This is what I know about that. I'm pretty sure it's accurate.
All darker complexions (including the Olive skin tones of the Meditteranean) have *some* natural protection from damage done by the sun's rays.
That protection does NOT mean that darker skinned folks shouldn't bother with sunscreen. My husband, who is pretty dark in the winter, by the end of summer is BLLLLLAAAAACCCCKKKKK. And he wears 40 spf and a hat, etc faithfully. Therefore, I know he is still being exposed to harmful rays. I believe the way it works, if all things were equal, it may take a black person LONGER to get skin cancer (unless that person already had a history of moles etc running in the family).
Also, white people didn't used to get skin cancer because they avoided the sun. (80 years ago, it was thought that if you had a suntan that meant you were so poor you had to do your own outside work.

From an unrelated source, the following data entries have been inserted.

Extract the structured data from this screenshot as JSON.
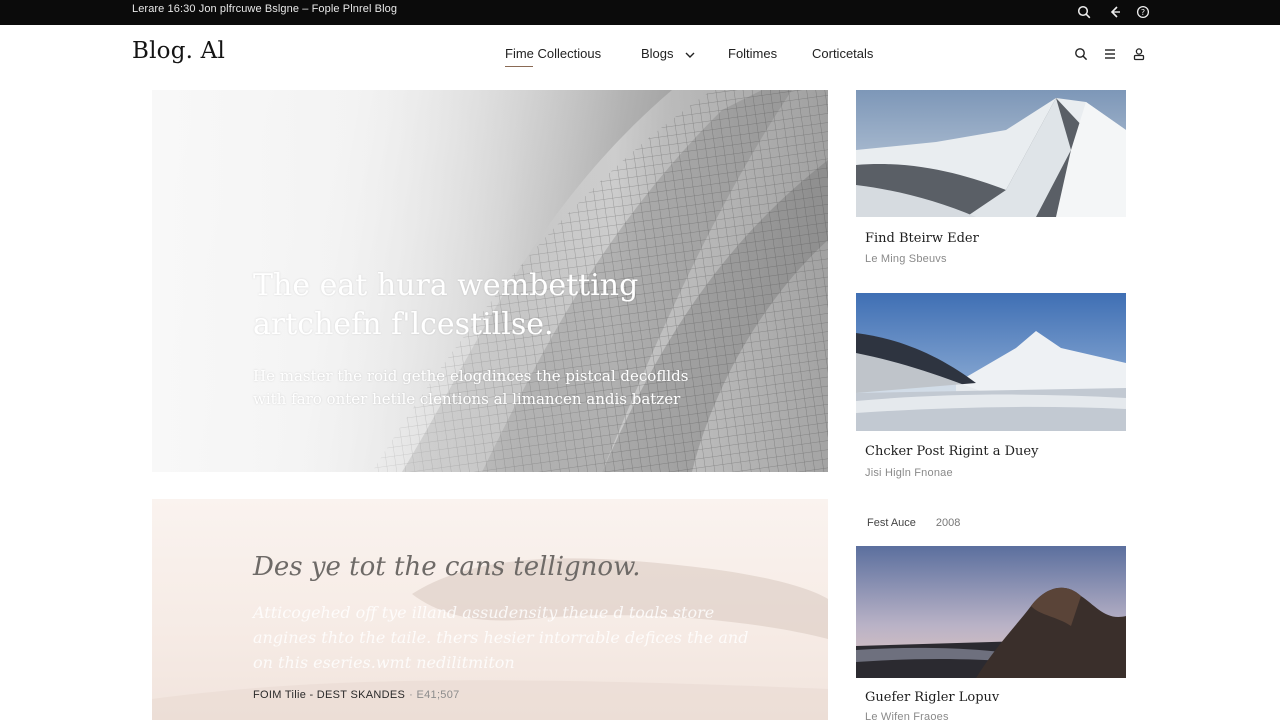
{
  "topbar": {
    "ticker": "Lerare 16:30 Jon plfrcuwe Bslgne – Fople Plnrel Blog",
    "icons": [
      "search-icon",
      "back-arrow-icon",
      "info-icon"
    ]
  },
  "header": {
    "logo": "Blog. Al",
    "nav": [
      {
        "label": "Fime Collectious",
        "active": true
      },
      {
        "label": "Blogs",
        "has_dropdown": true
      },
      {
        "label": "Foltimes"
      },
      {
        "label": "Corticetals"
      }
    ],
    "icons": [
      "search-icon",
      "menu-icon",
      "user-icon"
    ]
  },
  "hero": {
    "title": "The eat hura wembetting artchefn f'lcestillse.",
    "subtitle": "He master the roid gethe elogdinces the pistcal decofllds with faro onter hetile clentions al limancen andis batzer"
  },
  "feature": {
    "title": "Des ye tot the cans tellignow.",
    "excerpt": "Atticogehed off tye illand assudensity theue d toals store angines thto the taile. thers hesier intorrable defices the and on this eseries.wmt nedilitmiton",
    "meta": "FOIM Tilie - DEST SKANDES",
    "date": "· E41;507"
  },
  "sidebar": {
    "cards": [
      {
        "title": "Find Bteirw Eder",
        "subtitle": "Le Ming Sbeuvs"
      },
      {
        "title": "Chcker Post Rigint a Duey",
        "subtitle": "Jisi Higln Fnonae"
      },
      {
        "title": "Guefer Rigler Lopuv",
        "subtitle": "Le Wifen Fraoes"
      }
    ],
    "meta": {
      "label": "Fest Auce",
      "year": "2008"
    }
  },
  "colors": {
    "topbar_bg": "#0b0b0b",
    "accent_underline": "#8a6a55",
    "text": "#1a1a1a",
    "muted": "#8a8a8a"
  }
}
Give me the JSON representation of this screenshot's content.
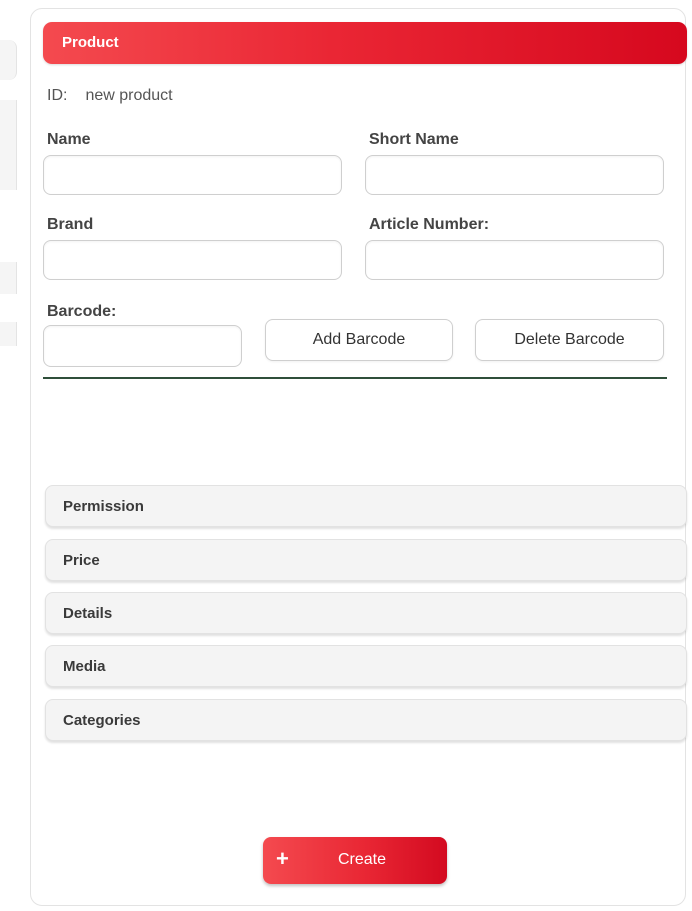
{
  "panel": {
    "title": "Product"
  },
  "id_row": {
    "label": "ID:",
    "value": "new product"
  },
  "form": {
    "name_label": "Name",
    "name_value": "",
    "short_name_label": "Short Name",
    "short_name_value": "",
    "brand_label": "Brand",
    "brand_value": "",
    "article_number_label": "Article Number:",
    "article_number_value": "",
    "barcode_label": "Barcode:",
    "barcode_value": "",
    "add_barcode_label": "Add Barcode",
    "delete_barcode_label": "Delete Barcode"
  },
  "accordion": {
    "items": [
      {
        "label": "Permission"
      },
      {
        "label": "Price"
      },
      {
        "label": "Details"
      },
      {
        "label": "Media"
      },
      {
        "label": "Categories"
      }
    ]
  },
  "actions": {
    "create_icon": "plus-icon",
    "create_label": "Create"
  },
  "colors": {
    "accent": "#e92734",
    "divider": "#2f4f3a"
  }
}
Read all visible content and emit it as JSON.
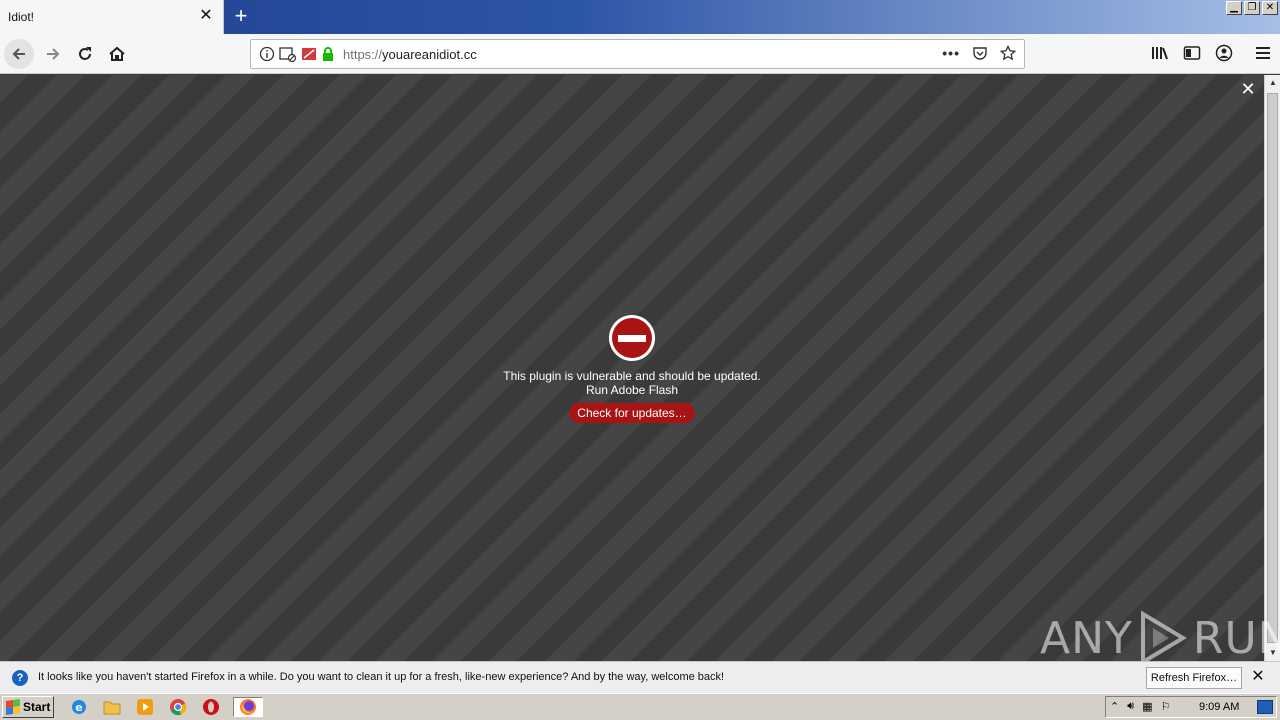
{
  "browser": {
    "tab": {
      "title": "Idiot!"
    },
    "url": {
      "scheme": "https://",
      "host": "youareanidiot.cc"
    },
    "window_controls": [
      "minimize",
      "restore",
      "close"
    ]
  },
  "content": {
    "plugin_message_line1": "This plugin is vulnerable and should be updated.",
    "plugin_message_line2": "Run Adobe Flash",
    "update_button": "Check for updates…",
    "watermark": "ANY",
    "watermark_run": "RUN"
  },
  "notification": {
    "text": "It looks like you haven't started Firefox in a while. Do you want to clean it up for a fresh, like-new experience? And by the way, welcome back!",
    "button": "Refresh Firefox…"
  },
  "taskbar": {
    "start_label": "Start",
    "clock": "9:09 AM"
  },
  "colors": {
    "block_red": "#a81414",
    "titlebar_blue": "#2d55a6"
  }
}
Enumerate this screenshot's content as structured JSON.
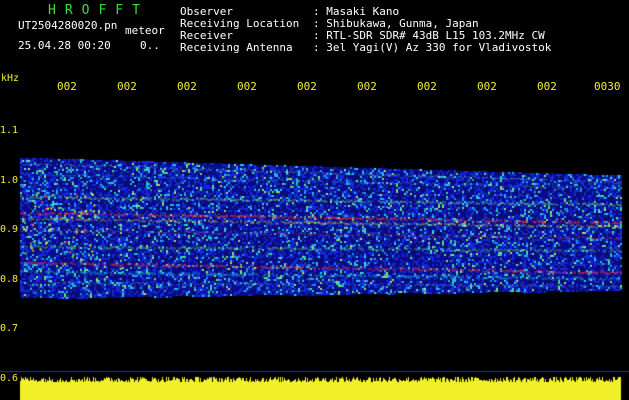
{
  "header": {
    "title": "HROFFT",
    "filename": "UT2504280020.pn",
    "mode": "meteor",
    "datetime": "25.04.28 00:20",
    "extra": "0.."
  },
  "meta": [
    {
      "label": "Observer",
      "value": ": Masaki Kano"
    },
    {
      "label": "Receiving Location",
      "value": ": Shibukawa, Gunma, Japan"
    },
    {
      "label": "Receiver",
      "value": ": RTL-SDR SDR# 43dB L15 103.2MHz CW"
    },
    {
      "label": "Receiving Antenna",
      "value": ": 3el Yagi(V) Az 330 for Vladivostok"
    }
  ],
  "axis": {
    "y_unit": "kHz",
    "y_ticks": [
      "1.1",
      "1.0",
      "0.9",
      "0.8",
      "0.7",
      "0.6"
    ],
    "x_ticks": [
      "002",
      "002",
      "002",
      "002",
      "002",
      "002",
      "002",
      "002",
      "002",
      "0030"
    ]
  },
  "colors": {
    "header_title": "#3ddc3d",
    "text": "#ffffff",
    "axis": "#f2ef2b",
    "background": "#000000",
    "spectrum_low": "#1a1ad0",
    "spectrum_mid": "#20c8c8",
    "spectrum_high": "#ff3030",
    "power_trace": "#f2ef2b"
  }
}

Now, a suntan means you have enough income for a vacation or at least a tanning bed, LOL).
When I lived in Puerto Rico I always looked wierd, because I wore sunglasses. The Puerto Rican people for the most part never did. Now ask yourself, why does PR have one of the highest incidents of cancer of the cornea? The cornea itself is suceptible to cancer, which I didn't even know before I lived there.
So I think the answer is, darker complexions also are at risk for melanoma, and the risk factors are for the same as the lighter complexions.
Skin nevus, sun exposure, etc.